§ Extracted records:

== == ==

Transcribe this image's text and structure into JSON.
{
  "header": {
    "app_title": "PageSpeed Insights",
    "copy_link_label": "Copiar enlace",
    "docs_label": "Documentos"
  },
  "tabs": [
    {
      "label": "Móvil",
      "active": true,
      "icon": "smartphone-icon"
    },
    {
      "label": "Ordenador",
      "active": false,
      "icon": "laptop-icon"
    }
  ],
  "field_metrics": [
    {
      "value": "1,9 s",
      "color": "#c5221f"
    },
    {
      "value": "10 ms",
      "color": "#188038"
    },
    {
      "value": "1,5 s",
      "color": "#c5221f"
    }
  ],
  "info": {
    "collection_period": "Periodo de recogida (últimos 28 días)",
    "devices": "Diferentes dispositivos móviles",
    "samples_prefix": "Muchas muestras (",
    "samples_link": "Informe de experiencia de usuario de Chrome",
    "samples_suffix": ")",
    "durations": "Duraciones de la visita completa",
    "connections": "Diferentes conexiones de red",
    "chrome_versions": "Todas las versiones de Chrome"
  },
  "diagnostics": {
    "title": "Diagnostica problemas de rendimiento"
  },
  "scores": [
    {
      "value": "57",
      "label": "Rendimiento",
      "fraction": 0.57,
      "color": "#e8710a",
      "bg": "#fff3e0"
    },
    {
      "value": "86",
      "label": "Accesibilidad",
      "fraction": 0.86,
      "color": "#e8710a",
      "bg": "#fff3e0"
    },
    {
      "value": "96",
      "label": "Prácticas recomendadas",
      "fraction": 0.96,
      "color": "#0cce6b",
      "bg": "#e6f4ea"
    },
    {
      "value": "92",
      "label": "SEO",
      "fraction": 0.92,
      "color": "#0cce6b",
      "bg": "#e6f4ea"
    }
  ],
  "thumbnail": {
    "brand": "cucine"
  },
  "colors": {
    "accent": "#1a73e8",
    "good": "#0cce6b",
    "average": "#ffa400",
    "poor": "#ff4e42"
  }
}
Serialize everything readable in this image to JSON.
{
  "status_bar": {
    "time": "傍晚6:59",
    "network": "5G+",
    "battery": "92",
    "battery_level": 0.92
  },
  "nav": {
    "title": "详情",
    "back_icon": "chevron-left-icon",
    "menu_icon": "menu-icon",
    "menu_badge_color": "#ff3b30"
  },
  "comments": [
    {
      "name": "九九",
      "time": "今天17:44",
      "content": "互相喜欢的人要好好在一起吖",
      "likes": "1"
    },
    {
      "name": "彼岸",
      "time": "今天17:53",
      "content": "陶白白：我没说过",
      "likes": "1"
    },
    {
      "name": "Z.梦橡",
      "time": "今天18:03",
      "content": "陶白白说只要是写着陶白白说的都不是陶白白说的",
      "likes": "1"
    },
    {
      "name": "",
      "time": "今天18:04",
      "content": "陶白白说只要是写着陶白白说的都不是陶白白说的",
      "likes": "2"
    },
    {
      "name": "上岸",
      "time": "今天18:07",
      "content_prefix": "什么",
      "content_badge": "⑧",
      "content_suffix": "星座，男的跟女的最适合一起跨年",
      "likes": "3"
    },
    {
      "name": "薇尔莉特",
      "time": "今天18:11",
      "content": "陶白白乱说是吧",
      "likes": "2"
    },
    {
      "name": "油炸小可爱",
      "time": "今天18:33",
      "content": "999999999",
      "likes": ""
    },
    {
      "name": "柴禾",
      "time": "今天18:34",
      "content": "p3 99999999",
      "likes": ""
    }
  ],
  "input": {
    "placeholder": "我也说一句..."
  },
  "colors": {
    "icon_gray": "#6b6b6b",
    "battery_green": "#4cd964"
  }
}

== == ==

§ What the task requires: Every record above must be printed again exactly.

§ Reply:
Transcribe this image's text and structure into JSON.
{
  "header": {
    "app_title": "PageSpeed Insights",
    "copy_link_label": "Copiar enlace",
    "docs_label": "Documentos"
  },
  "tabs": [
    {
      "label": "Móvil",
      "active": true,
      "icon": "smartphone-icon"
    },
    {
      "label": "Ordenador",
      "active": false,
      "icon": "laptop-icon"
    }
  ],
  "field_metrics": [
    {
      "value": "1,9 s",
      "color": "#c5221f"
    },
    {
      "value": "10 ms",
      "color": "#188038"
    },
    {
      "value": "1,5 s",
      "color": "#c5221f"
    }
  ],
  "info": {
    "collection_period": "Periodo de recogida (últimos 28 días)",
    "devices": "Diferentes dispositivos móviles",
    "samples_prefix": "Muchas muestras (",
    "samples_link": "Informe de experiencia de usuario de Chrome",
    "samples_suffix": ")",
    "durations": "Duraciones de la visita completa",
    "connections": "Diferentes conexiones de red",
    "chrome_versions": "Todas las versiones de Chrome"
  },
  "diagnostics": {
    "title": "Diagnostica problemas de rendimiento"
  },
  "scores": [
    {
      "value": "57",
      "label": "Rendimiento",
      "fraction": 0.57,
      "color": "#e8710a",
      "bg": "#fff3e0"
    },
    {
      "value": "86",
      "label": "Accesibilidad",
      "fraction": 0.86,
      "color": "#e8710a",
      "bg": "#fff3e0"
    },
    {
      "value": "96",
      "label": "Prácticas recomendadas",
      "fraction": 0.96,
      "color": "#0cce6b",
      "bg": "#e6f4ea"
    },
    {
      "value": "92",
      "label": "SEO",
      "fraction": 0.92,
      "color": "#0cce6b",
      "bg": "#e6f4ea"
    }
  ],
  "thumbnail": {
    "brand": "cucine"
  },
  "colors": {
    "accent": "#1a73e8",
    "good": "#0cce6b",
    "average": "#ffa400",
    "poor": "#ff4e42"
  }
}
Serialize everything readable in this image to JSON.
{
  "status_bar": {
    "time": "傍晚6:59",
    "network": "5G+",
    "battery": "92",
    "battery_level": 0.92
  },
  "nav": {
    "title": "详情",
    "back_icon": "chevron-left-icon",
    "menu_icon": "menu-icon",
    "menu_badge_color": "#ff3b30"
  },
  "comments": [
    {
      "name": "九九",
      "time": "今天17:44",
      "content": "互相喜欢的人要好好在一起吖",
      "likes": "1"
    },
    {
      "name": "彼岸",
      "time": "今天17:53",
      "content": "陶白白：我没说过",
      "likes": "1"
    },
    {
      "name": "Z.梦橡",
      "time": "今天18:03",
      "content": "陶白白说只要是写着陶白白说的都不是陶白白说的",
      "likes": "1"
    },
    {
      "name": "",
      "time": "今天18:04",
      "content": "陶白白说只要是写着陶白白说的都不是陶白白说的",
      "likes": "2"
    },
    {
      "name": "上岸",
      "time": "今天18:07",
      "content_prefix": "什么",
      "content_badge": "⑧",
      "content_suffix": "星座，男的跟女的最适合一起跨年",
      "likes": "3"
    },
    {
      "name": "薇尔莉特",
      "time": "今天18:11",
      "content": "陶白白乱说是吧",
      "likes": "2"
    },
    {
      "name": "油炸小可爱",
      "time": "今天18:33",
      "content": "999999999",
      "likes": ""
    },
    {
      "name": "柴禾",
      "time": "今天18:34",
      "content": "p3 99999999",
      "likes": ""
    }
  ],
  "input": {
    "placeholder": "我也说一句..."
  },
  "colors": {
    "icon_gray": "#6b6b6b",
    "battery_green": "#4cd964"
  }
}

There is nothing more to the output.